**PROBLEM TO SOLVE:**
Repeat the records word for word, excluding any picture.

**INPUT DATA:**
- - -

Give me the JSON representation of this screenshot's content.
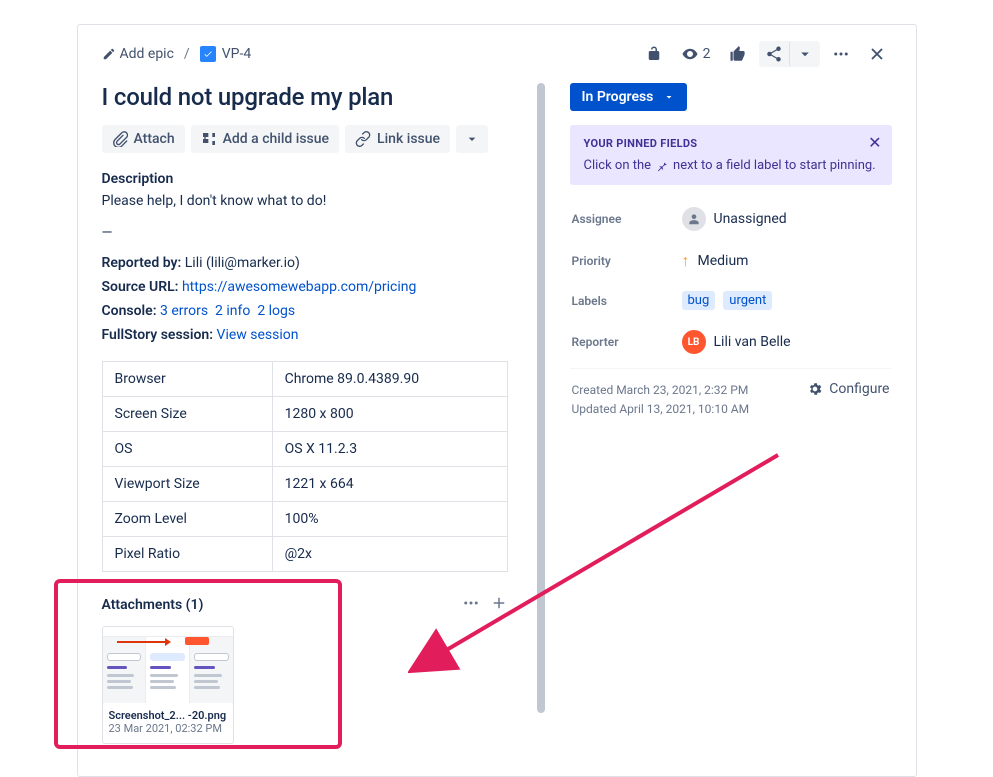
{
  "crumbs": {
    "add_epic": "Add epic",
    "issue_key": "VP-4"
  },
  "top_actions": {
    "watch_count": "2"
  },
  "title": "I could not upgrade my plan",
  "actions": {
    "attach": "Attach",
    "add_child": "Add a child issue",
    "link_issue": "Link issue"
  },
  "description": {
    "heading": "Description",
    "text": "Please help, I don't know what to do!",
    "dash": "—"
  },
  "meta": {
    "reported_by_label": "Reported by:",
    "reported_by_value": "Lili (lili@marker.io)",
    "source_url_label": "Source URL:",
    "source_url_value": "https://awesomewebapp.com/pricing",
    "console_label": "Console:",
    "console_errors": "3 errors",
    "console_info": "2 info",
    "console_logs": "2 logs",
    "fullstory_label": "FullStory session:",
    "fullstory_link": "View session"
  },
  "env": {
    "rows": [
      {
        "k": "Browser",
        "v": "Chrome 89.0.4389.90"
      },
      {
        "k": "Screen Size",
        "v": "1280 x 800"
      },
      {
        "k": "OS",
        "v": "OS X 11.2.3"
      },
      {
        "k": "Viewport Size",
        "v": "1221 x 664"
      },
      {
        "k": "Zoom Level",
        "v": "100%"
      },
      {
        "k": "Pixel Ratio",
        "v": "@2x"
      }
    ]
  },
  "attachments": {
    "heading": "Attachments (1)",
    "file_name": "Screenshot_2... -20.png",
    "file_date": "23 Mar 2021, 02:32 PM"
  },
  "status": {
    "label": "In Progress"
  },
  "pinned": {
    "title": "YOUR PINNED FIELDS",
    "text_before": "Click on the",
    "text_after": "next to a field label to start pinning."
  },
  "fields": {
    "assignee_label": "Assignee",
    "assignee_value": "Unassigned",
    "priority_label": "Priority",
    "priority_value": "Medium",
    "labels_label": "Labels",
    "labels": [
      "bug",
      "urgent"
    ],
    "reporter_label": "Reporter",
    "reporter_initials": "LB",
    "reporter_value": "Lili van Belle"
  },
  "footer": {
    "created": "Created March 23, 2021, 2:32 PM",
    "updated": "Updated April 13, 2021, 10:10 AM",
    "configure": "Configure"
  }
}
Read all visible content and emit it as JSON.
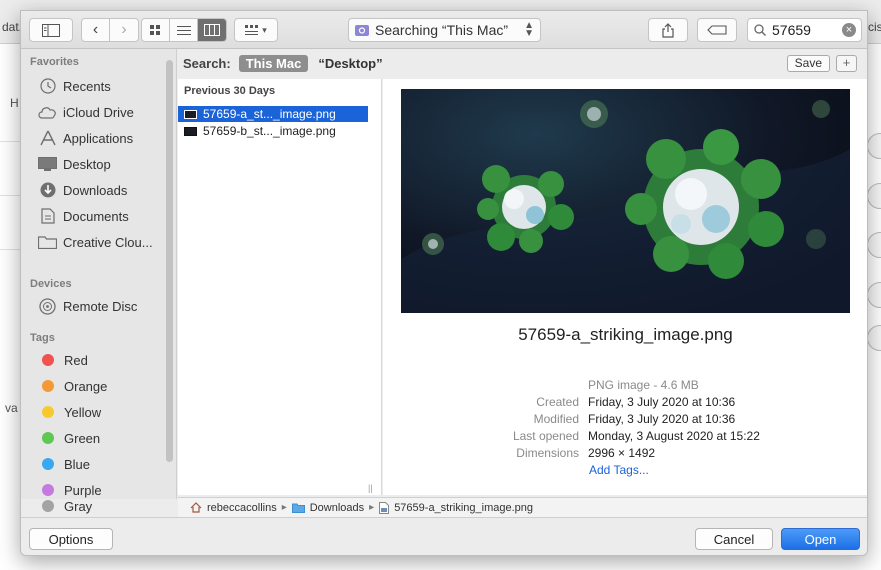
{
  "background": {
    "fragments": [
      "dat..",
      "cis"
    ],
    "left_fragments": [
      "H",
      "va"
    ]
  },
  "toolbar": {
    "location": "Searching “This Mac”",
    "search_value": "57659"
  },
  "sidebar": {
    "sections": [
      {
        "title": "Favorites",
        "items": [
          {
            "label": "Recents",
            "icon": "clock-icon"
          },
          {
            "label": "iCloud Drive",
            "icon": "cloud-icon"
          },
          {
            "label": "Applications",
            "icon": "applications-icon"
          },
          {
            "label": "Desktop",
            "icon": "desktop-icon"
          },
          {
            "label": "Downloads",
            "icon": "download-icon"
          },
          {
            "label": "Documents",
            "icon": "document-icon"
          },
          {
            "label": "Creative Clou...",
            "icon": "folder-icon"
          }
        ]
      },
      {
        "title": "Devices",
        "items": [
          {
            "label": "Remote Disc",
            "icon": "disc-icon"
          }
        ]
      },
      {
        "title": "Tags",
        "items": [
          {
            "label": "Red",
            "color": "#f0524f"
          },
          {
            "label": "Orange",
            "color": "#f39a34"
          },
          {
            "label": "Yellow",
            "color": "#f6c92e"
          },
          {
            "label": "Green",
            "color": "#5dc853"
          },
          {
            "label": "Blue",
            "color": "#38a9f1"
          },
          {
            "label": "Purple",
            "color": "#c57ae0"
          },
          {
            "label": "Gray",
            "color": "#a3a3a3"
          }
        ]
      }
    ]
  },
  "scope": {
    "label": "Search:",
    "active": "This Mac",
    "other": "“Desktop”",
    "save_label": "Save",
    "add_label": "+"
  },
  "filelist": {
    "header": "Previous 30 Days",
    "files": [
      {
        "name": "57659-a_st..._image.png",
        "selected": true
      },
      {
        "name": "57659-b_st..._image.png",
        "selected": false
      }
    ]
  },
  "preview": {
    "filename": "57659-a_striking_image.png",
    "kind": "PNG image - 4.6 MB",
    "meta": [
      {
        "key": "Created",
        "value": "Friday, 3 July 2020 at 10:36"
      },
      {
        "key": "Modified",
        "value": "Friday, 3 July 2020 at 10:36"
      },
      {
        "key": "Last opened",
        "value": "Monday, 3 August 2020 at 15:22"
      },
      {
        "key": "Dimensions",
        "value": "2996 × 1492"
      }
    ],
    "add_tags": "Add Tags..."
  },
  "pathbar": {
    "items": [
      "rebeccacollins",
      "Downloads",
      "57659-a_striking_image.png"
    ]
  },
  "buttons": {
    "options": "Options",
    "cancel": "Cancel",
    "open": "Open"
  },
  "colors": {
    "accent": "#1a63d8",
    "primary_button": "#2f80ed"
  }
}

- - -

**YOUR SOLUTION:**
Give me the JSON representation of this screenshot's content.
{
  "crumbs": {
    "add_epic": "Add epic",
    "issue_key": "VP-4"
  },
  "top_actions": {
    "watch_count": "2"
  },
  "title": "I could not upgrade my plan",
  "actions": {
    "attach": "Attach",
    "add_child": "Add a child issue",
    "link_issue": "Link issue"
  },
  "description": {
    "heading": "Description",
    "text": "Please help, I don't know what to do!",
    "dash": "—"
  },
  "meta": {
    "reported_by_label": "Reported by:",
    "reported_by_value": "Lili (lili@marker.io)",
    "source_url_label": "Source URL:",
    "source_url_value": "https://awesomewebapp.com/pricing",
    "console_label": "Console:",
    "console_errors": "3 errors",
    "console_info": "2 info",
    "console_logs": "2 logs",
    "fullstory_label": "FullStory session:",
    "fullstory_link": "View session"
  },
  "env": {
    "rows": [
      {
        "k": "Browser",
        "v": "Chrome 89.0.4389.90"
      },
      {
        "k": "Screen Size",
        "v": "1280 x 800"
      },
      {
        "k": "OS",
        "v": "OS X 11.2.3"
      },
      {
        "k": "Viewport Size",
        "v": "1221 x 664"
      },
      {
        "k": "Zoom Level",
        "v": "100%"
      },
      {
        "k": "Pixel Ratio",
        "v": "@2x"
      }
    ]
  },
  "attachments": {
    "heading": "Attachments (1)",
    "file_name": "Screenshot_2... -20.png",
    "file_date": "23 Mar 2021, 02:32 PM"
  },
  "status": {
    "label": "In Progress"
  },
  "pinned": {
    "title": "YOUR PINNED FIELDS",
    "text_before": "Click on the",
    "text_after": "next to a field label to start pinning."
  },
  "fields": {
    "assignee_label": "Assignee",
    "assignee_value": "Unassigned",
    "priority_label": "Priority",
    "priority_value": "Medium",
    "labels_label": "Labels",
    "labels": [
      "bug",
      "urgent"
    ],
    "reporter_label": "Reporter",
    "reporter_initials": "LB",
    "reporter_value": "Lili van Belle"
  },
  "footer": {
    "created": "Created March 23, 2021, 2:32 PM",
    "updated": "Updated April 13, 2021, 10:10 AM",
    "configure": "Configure"
  }
}
Read all visible content and emit it as JSON.
{
  "background": {
    "fragments": [
      "dat..",
      "cis"
    ],
    "left_fragments": [
      "H",
      "va"
    ]
  },
  "toolbar": {
    "location": "Searching “This Mac”",
    "search_value": "57659"
  },
  "sidebar": {
    "sections": [
      {
        "title": "Favorites",
        "items": [
          {
            "label": "Recents",
            "icon": "clock-icon"
          },
          {
            "label": "iCloud Drive",
            "icon": "cloud-icon"
          },
          {
            "label": "Applications",
            "icon": "applications-icon"
          },
          {
            "label": "Desktop",
            "icon": "desktop-icon"
          },
          {
            "label": "Downloads",
            "icon": "download-icon"
          },
          {
            "label": "Documents",
            "icon": "document-icon"
          },
          {
            "label": "Creative Clou...",
            "icon": "folder-icon"
          }
        ]
      },
      {
        "title": "Devices",
        "items": [
          {
            "label": "Remote Disc",
            "icon": "disc-icon"
          }
        ]
      },
      {
        "title": "Tags",
        "items": [
          {
            "label": "Red",
            "color": "#f0524f"
          },
          {
            "label": "Orange",
            "color": "#f39a34"
          },
          {
            "label": "Yellow",
            "color": "#f6c92e"
          },
          {
            "label": "Green",
            "color": "#5dc853"
          },
          {
            "label": "Blue",
            "color": "#38a9f1"
          },
          {
            "label": "Purple",
            "color": "#c57ae0"
          },
          {
            "label": "Gray",
            "color": "#a3a3a3"
          }
        ]
      }
    ]
  },
  "scope": {
    "label": "Search:",
    "active": "This Mac",
    "other": "“Desktop”",
    "save_label": "Save",
    "add_label": "+"
  },
  "filelist": {
    "header": "Previous 30 Days",
    "files": [
      {
        "name": "57659-a_st..._image.png",
        "selected": true
      },
      {
        "name": "57659-b_st..._image.png",
        "selected": false
      }
    ]
  },
  "preview": {
    "filename": "57659-a_striking_image.png",
    "kind": "PNG image - 4.6 MB",
    "meta": [
      {
        "key": "Created",
        "value": "Friday, 3 July 2020 at 10:36"
      },
      {
        "key": "Modified",
        "value": "Friday, 3 July 2020 at 10:36"
      },
      {
        "key": "Last opened",
        "value": "Monday, 3 August 2020 at 15:22"
      },
      {
        "key": "Dimensions",
        "value": "2996 × 1492"
      }
    ],
    "add_tags": "Add Tags..."
  },
  "pathbar": {
    "items": [
      "rebeccacollins",
      "Downloads",
      "57659-a_striking_image.png"
    ]
  },
  "buttons": {
    "options": "Options",
    "cancel": "Cancel",
    "open": "Open"
  },
  "colors": {
    "accent": "#1a63d8",
    "primary_button": "#2f80ed"
  }
}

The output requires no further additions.